### PROBLEM DETAILS
Locate the word "screenshot" in the entries below, then gather every line that holds it.

Page and application data records:
----

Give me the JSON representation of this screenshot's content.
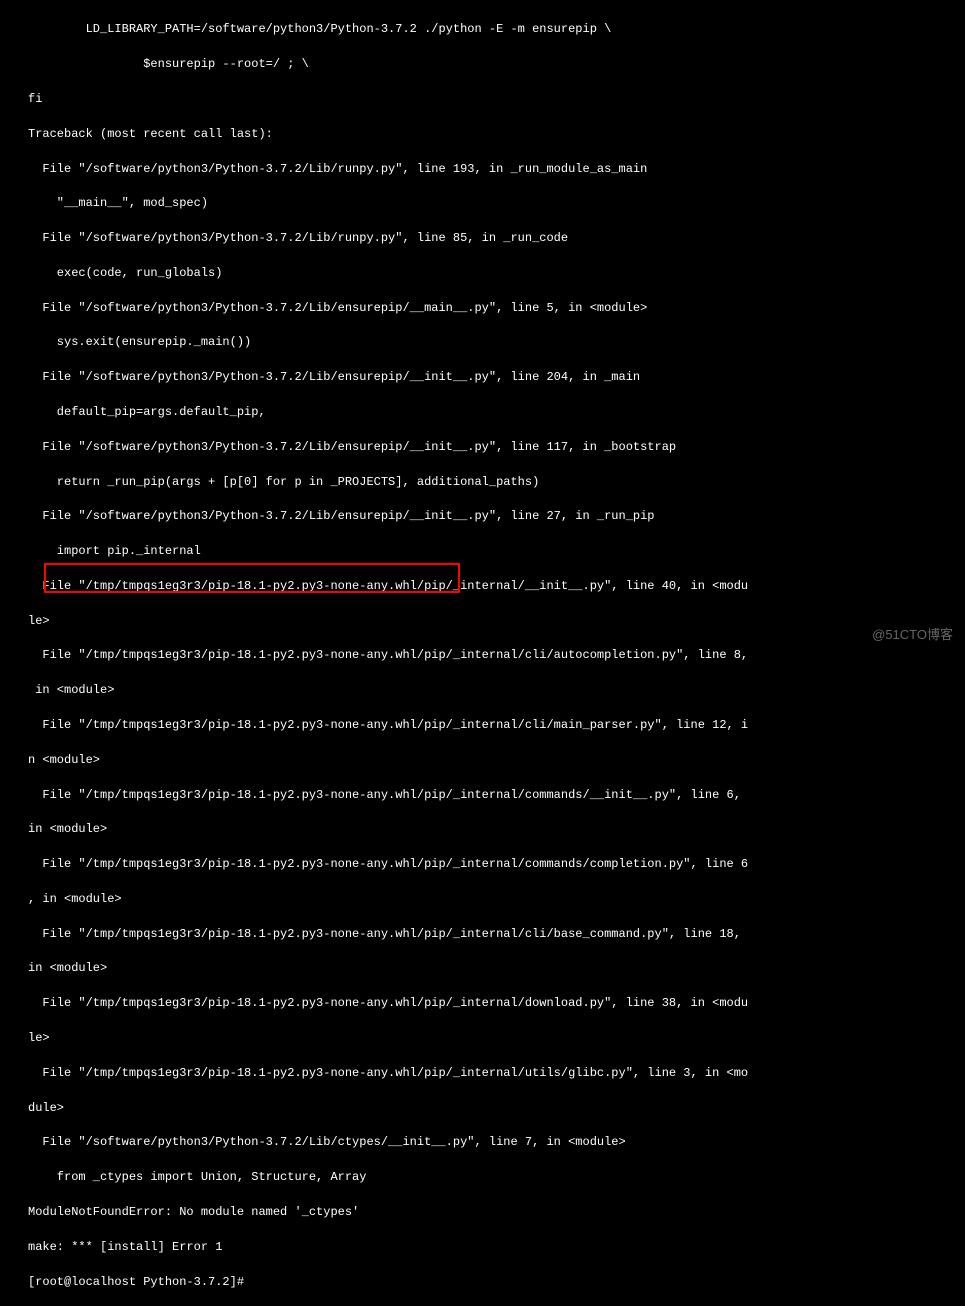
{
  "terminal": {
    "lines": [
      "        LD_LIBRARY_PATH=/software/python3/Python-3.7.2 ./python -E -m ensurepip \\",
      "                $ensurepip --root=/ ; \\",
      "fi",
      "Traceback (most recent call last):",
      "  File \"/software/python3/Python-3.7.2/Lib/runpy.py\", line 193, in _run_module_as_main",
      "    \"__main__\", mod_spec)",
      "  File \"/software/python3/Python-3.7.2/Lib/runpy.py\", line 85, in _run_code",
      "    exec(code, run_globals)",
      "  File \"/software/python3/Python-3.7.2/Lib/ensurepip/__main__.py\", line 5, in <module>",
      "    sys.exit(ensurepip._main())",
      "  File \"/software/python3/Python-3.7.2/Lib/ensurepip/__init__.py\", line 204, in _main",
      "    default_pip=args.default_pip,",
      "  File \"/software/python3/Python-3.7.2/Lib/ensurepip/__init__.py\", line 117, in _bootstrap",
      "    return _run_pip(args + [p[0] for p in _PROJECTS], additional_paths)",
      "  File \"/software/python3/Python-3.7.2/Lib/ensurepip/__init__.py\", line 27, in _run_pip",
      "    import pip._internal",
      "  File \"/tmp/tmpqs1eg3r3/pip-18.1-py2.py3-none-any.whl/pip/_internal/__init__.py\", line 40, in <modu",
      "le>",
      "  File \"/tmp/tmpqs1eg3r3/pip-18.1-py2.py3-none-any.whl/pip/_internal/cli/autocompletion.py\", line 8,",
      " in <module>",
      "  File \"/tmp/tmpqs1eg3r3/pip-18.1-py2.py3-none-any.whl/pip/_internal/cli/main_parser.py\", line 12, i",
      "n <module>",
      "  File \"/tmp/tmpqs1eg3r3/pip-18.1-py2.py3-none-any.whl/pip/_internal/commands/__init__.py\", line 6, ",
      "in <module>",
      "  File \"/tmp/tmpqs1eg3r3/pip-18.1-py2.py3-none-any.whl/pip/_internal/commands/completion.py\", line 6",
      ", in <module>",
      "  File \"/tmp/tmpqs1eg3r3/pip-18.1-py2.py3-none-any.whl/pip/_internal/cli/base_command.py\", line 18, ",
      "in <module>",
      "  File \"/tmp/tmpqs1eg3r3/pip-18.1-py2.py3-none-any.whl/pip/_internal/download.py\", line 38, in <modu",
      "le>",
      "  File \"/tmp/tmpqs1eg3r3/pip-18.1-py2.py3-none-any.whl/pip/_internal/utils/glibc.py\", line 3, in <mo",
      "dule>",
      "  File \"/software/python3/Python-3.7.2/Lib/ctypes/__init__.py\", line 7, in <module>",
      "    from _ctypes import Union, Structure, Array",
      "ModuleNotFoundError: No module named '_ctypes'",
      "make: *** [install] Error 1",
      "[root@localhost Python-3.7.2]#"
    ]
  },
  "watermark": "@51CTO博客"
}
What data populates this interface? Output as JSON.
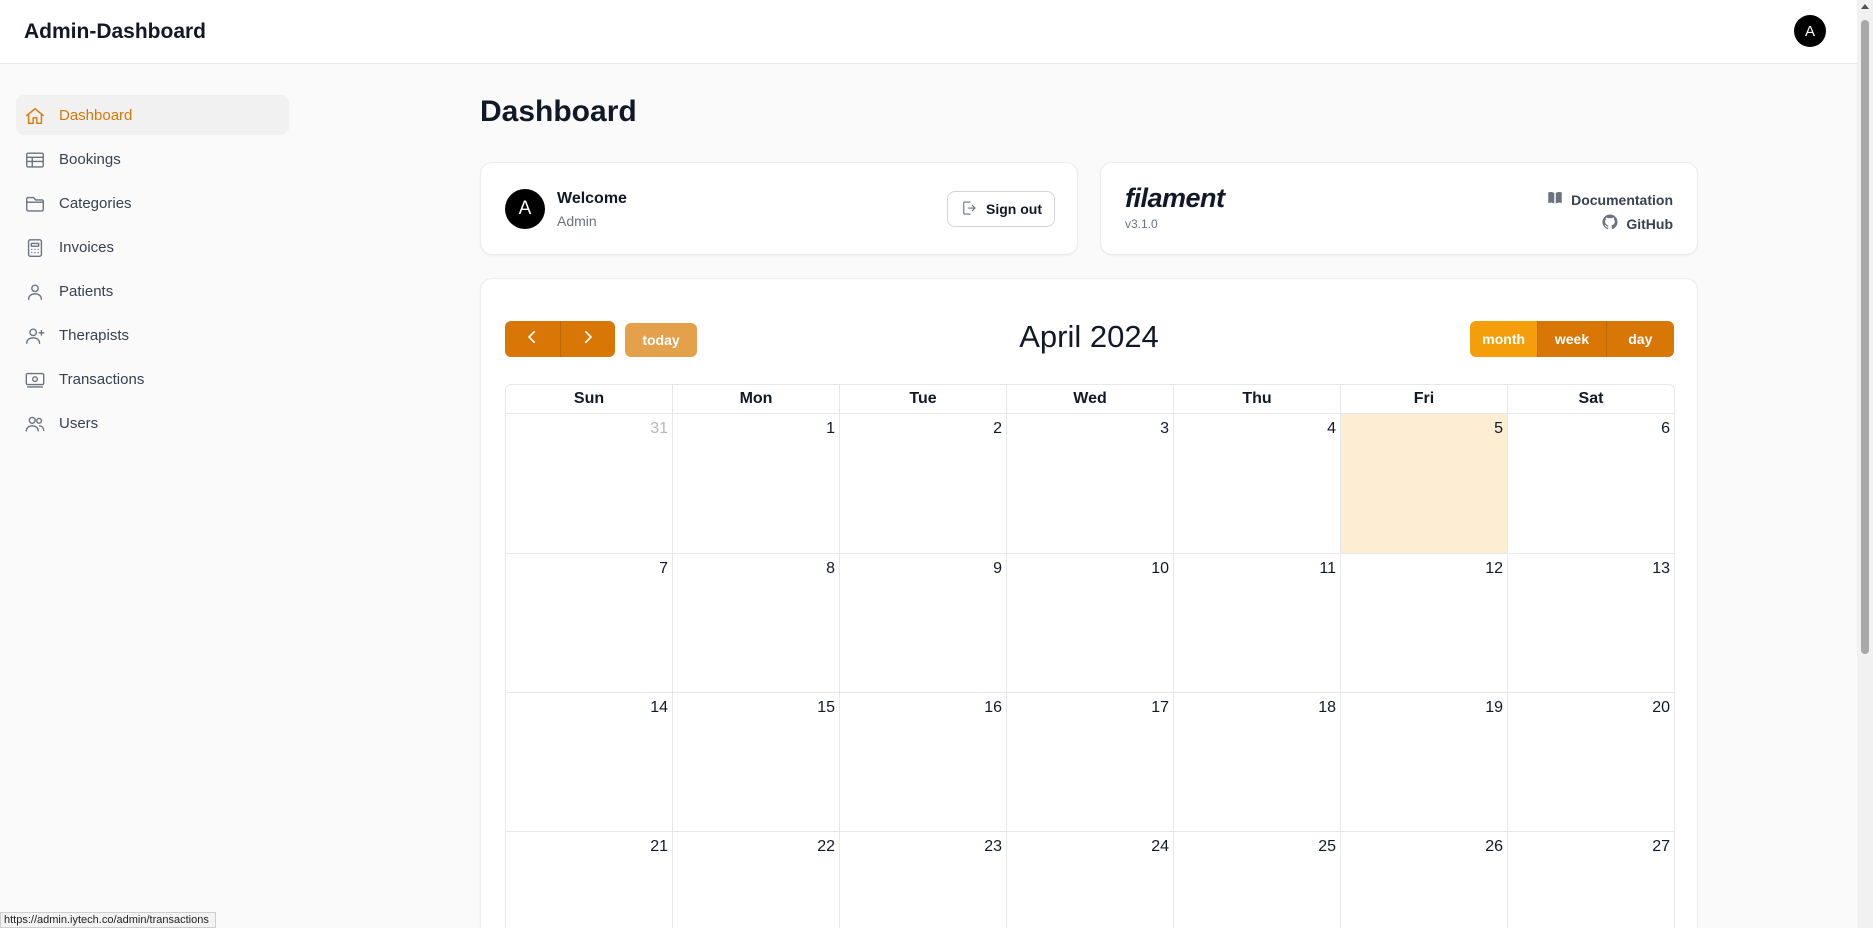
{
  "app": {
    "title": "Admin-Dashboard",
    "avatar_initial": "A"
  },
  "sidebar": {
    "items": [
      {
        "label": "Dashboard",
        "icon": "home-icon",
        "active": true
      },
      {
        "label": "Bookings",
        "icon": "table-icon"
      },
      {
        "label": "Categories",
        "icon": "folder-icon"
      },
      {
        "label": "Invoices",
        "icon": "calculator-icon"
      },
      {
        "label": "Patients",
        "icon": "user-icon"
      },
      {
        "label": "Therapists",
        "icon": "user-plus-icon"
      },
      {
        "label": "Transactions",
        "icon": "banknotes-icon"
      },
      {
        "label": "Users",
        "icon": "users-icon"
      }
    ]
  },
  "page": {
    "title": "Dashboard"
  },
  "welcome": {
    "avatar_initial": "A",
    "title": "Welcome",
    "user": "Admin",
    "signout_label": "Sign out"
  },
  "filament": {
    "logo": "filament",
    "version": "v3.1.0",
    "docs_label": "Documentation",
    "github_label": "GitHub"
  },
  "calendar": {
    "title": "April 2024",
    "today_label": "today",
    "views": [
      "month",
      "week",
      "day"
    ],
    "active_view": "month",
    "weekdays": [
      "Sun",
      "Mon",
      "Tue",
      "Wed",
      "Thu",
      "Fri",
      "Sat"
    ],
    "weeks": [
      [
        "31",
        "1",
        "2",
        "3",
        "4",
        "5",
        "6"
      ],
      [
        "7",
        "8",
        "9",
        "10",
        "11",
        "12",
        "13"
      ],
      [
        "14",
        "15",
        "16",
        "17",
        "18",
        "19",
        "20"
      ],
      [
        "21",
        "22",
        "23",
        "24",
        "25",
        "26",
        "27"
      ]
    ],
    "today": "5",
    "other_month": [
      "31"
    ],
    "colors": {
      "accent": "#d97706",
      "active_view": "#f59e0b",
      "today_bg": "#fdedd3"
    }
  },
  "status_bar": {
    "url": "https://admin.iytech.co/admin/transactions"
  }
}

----

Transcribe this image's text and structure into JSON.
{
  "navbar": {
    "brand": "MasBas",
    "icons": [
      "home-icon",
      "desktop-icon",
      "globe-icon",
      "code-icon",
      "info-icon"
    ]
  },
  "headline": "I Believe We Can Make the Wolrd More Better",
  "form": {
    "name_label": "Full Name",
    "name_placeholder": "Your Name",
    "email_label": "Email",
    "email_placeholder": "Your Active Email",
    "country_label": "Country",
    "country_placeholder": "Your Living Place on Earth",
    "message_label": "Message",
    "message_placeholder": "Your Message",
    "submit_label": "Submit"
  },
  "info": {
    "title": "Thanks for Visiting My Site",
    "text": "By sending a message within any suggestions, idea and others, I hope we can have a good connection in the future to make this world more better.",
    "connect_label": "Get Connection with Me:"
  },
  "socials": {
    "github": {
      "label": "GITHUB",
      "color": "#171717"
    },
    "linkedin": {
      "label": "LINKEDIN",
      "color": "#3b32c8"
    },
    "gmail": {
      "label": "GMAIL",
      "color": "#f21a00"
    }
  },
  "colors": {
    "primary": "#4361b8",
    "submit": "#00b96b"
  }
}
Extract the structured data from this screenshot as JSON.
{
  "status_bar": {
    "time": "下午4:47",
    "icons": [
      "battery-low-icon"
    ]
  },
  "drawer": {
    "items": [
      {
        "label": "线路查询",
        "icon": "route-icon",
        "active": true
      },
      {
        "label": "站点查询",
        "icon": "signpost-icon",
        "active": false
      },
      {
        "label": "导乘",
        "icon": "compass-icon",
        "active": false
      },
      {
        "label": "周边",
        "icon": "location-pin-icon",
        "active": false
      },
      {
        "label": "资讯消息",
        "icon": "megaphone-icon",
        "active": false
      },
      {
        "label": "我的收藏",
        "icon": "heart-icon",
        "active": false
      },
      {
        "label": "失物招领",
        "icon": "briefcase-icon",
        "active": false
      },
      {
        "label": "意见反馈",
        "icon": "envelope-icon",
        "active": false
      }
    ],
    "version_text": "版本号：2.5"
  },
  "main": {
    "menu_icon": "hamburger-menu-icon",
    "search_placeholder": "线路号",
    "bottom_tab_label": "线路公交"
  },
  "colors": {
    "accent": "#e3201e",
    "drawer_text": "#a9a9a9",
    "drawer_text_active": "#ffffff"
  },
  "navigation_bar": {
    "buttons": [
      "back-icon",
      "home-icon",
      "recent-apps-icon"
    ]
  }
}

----

### RESPONSE BOX
Give me the JSON representation of this screenshot's content.
Extract the structured data from this screenshot as JSON.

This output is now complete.